Where does the sermon begin? I am all too familiar with the uneasy staring contest we preachers so often have with our blank screens—cursor blinking, taunting us to write something meaningful. But nothing comes. We’ve studied the text and done the exegetical work. We’ve prayed, pondered, and wondered. We’ve read the commentaries. And yet we somehow find ourselves back in our familiar place—blank screen, blinking cursor, at a loss.
There’s a story in Acts 17 that’s not usually thought of as a preaching story, because a whole lot more is going on in the narrative. But it is in fact—at least in part—a story about preaching. It’s right there in the text: “Paul was preaching the good news about Jesus and the resurrection” (v. 18).
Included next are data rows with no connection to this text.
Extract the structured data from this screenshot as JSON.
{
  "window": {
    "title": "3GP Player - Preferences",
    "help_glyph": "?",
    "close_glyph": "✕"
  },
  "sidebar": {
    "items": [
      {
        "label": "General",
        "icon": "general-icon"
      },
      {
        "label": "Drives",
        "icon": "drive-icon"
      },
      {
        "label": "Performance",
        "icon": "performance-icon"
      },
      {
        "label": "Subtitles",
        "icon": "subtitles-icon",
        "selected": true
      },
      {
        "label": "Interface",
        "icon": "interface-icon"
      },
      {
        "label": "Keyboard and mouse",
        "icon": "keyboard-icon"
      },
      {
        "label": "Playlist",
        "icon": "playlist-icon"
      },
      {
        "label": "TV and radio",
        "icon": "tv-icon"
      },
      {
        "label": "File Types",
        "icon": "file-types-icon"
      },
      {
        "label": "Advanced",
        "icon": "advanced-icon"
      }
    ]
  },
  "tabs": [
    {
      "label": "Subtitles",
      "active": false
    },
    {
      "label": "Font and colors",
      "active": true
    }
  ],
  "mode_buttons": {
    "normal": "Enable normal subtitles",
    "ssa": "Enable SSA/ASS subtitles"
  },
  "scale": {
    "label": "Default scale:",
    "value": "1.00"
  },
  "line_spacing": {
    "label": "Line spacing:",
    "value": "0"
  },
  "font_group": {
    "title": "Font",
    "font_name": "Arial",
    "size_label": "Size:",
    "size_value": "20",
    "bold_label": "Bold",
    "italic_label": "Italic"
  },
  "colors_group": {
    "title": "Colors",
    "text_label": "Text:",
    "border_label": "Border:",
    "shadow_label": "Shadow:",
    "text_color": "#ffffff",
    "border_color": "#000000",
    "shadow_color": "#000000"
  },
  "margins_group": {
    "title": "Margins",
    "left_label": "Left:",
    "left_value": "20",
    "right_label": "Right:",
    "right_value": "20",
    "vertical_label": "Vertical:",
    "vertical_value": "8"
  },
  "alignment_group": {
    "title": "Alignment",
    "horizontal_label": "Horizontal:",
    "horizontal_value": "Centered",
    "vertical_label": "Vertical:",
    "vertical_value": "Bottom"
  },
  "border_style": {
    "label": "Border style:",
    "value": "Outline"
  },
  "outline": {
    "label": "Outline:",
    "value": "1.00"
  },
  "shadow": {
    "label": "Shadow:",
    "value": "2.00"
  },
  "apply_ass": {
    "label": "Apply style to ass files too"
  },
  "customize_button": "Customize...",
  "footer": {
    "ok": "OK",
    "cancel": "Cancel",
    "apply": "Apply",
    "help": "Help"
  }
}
The apostle finds himself in Athens, an influential city in the first century, full of aesthetic splendor and intellectual fervor. As he waits there for Silas and Timothy, the cultural and spiritual ...1